> [Exercise data]:
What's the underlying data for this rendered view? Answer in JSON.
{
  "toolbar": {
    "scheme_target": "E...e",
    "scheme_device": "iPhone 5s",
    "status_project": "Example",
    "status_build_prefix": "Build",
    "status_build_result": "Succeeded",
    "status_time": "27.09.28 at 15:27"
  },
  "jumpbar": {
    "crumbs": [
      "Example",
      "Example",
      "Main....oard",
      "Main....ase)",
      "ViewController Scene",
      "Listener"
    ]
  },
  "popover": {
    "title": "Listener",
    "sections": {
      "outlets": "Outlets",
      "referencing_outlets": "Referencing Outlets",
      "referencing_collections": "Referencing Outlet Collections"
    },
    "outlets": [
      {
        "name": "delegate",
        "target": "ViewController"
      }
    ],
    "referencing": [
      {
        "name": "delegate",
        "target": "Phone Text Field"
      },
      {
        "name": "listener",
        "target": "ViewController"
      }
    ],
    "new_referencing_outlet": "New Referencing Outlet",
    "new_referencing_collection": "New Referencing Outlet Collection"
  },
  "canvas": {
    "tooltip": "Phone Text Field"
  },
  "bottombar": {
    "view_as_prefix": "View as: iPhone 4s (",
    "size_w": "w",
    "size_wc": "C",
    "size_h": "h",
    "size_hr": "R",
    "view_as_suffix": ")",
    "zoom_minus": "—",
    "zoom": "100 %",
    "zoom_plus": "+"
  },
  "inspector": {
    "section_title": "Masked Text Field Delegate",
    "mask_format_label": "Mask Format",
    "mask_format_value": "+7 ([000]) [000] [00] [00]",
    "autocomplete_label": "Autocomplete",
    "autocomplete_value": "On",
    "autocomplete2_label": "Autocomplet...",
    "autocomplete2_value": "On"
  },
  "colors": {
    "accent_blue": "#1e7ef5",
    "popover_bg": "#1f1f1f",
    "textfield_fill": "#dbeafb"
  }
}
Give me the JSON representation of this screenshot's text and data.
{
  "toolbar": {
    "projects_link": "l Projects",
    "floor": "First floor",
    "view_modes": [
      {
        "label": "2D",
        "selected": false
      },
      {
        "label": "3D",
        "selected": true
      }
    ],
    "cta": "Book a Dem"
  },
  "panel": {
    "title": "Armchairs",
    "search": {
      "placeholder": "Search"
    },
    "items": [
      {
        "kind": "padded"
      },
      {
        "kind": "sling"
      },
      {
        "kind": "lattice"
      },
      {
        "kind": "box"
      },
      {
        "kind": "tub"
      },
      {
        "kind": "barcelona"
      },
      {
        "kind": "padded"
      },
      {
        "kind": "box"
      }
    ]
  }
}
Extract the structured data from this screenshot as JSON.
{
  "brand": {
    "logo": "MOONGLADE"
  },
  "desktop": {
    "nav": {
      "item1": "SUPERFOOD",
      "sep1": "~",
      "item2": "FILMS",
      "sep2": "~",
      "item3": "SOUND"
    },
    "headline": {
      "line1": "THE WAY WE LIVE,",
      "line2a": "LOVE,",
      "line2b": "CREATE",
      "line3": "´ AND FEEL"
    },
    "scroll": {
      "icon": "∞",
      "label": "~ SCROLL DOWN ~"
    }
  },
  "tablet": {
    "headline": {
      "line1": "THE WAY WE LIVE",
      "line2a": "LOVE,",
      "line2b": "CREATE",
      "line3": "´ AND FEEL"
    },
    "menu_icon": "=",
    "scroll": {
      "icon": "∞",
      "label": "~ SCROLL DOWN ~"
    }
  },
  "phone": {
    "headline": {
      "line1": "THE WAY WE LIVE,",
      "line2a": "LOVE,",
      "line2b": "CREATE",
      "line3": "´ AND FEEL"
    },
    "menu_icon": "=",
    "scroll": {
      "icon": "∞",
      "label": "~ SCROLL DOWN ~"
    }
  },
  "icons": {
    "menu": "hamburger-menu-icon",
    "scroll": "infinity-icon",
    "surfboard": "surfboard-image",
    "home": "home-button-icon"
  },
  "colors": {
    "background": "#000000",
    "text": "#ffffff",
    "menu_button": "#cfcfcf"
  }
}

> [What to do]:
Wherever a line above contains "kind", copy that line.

> [Solution to this task]:
        "kind": "padded"
        "kind": "sling"
        "kind": "lattice"
        "kind": "box"
        "kind": "tub"
        "kind": "barcelona"
        "kind": "padded"
        "kind": "box"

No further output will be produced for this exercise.